Obrist conducted public conversations with John Baldessari and computer scientist Danny Hillis. Emblematic of the epistemological bridge-building that characterizes Obrist’s career, both Baldessari and Hillis touched on themes beyond their respective fields-questions of social value, memory, and the passing of time.
Sunday afternoon at LACMA, celebrating the publication of the artist’s Catalogue Raisonné: Volume 1 (1956-1974), Obrist proposed a “rule of the game,” asking the artist to discuss his “Top 10 Epiphanies.” Obrist told A.i.A. that, for him, the epiphany represents the sense of chance or rupture often associated with scientific discovery. Referencing the works of John Cage and Thomas Kuhn’s The Structure of Scientific Revolutions, Obrist sees it as a model for capturing truth that transcends linear understandings of artistic practice.
Baldessari shared with the audience how he came to associate art-making and his social conscience, working with juvenile delinquents at the California Youth Authority early in his career. Near the end of the conversation, the artist elaborated on an Aha! moment that came to him as a question, “Why can’t all art histories be in one book?” For Obrist, a better question might be, “how can all of history be in one book?”
The next night, Obrist spoke to Hillis in front of a packed crowd. Topics included a 10,000-year clock, Hillis’s giant structure under construction inside of a mountain in West Texas. The clock will be powered by sunlight and by the presence of visitors. The clock will cease to tick when visitors leave, and resume when others arrive, resetting to the correct time.
A brief foray into Hillis’s epiphanies, including his realization “that the future is shrinking” in terms of sustainability, was followed by a theoretical discussion of how his machine dream cuts through different notions of time (human and mechanical) and how, according to Obrist, it may represent “the opposite of haste” for the future.
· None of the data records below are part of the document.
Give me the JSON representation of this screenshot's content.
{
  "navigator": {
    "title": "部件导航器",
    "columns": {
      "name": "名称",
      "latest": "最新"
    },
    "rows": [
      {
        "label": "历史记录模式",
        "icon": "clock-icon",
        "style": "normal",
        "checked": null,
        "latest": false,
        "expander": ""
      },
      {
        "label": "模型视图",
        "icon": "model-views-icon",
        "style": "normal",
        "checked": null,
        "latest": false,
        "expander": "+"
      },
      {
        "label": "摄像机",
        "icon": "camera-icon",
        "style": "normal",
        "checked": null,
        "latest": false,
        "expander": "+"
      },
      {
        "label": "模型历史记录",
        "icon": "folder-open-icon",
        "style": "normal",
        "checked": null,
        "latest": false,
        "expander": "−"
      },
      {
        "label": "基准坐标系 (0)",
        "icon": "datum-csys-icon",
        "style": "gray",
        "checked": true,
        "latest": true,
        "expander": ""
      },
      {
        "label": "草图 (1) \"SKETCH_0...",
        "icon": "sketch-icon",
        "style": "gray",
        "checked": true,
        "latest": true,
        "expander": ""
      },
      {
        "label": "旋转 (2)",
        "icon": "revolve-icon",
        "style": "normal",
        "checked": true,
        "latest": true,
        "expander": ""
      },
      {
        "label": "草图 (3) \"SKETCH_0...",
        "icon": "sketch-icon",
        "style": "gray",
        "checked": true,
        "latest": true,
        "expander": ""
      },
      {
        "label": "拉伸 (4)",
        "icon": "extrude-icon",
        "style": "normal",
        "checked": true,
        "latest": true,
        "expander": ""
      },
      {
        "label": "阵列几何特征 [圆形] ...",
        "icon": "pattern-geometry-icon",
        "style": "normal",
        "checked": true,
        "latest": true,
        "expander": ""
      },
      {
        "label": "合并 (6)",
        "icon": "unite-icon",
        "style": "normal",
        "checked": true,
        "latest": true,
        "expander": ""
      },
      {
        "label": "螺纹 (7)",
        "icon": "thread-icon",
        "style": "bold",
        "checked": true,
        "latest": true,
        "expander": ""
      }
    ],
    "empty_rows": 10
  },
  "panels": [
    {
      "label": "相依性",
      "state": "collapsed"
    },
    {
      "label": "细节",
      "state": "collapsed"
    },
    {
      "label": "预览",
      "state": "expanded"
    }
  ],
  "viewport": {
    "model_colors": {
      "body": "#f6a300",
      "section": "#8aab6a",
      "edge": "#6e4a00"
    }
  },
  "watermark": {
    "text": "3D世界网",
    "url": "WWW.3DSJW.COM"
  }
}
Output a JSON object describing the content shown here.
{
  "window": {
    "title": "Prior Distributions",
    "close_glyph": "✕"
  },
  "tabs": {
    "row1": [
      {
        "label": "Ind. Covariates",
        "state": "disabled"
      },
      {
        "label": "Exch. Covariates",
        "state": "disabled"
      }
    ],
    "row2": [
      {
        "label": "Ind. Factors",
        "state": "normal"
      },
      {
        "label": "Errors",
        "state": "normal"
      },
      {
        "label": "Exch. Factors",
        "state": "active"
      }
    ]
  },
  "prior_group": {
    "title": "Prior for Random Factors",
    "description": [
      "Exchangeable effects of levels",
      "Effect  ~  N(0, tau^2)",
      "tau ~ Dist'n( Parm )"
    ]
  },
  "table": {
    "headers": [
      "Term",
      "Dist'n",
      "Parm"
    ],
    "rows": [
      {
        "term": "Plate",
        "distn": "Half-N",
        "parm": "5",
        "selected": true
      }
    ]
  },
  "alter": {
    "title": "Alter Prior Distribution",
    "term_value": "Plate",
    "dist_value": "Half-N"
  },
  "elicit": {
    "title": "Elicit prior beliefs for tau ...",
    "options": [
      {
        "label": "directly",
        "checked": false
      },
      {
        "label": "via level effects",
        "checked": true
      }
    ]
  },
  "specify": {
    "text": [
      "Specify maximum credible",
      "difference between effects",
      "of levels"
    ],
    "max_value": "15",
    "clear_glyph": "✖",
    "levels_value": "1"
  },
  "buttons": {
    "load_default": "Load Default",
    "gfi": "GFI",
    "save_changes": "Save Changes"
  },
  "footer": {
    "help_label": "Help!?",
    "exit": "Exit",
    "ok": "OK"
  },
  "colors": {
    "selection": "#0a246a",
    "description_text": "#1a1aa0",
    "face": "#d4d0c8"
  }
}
i21c is a project of the Pasadena Arts Council’s EMERGE Fiscal Sponsorship Program.
Read on to see the photos.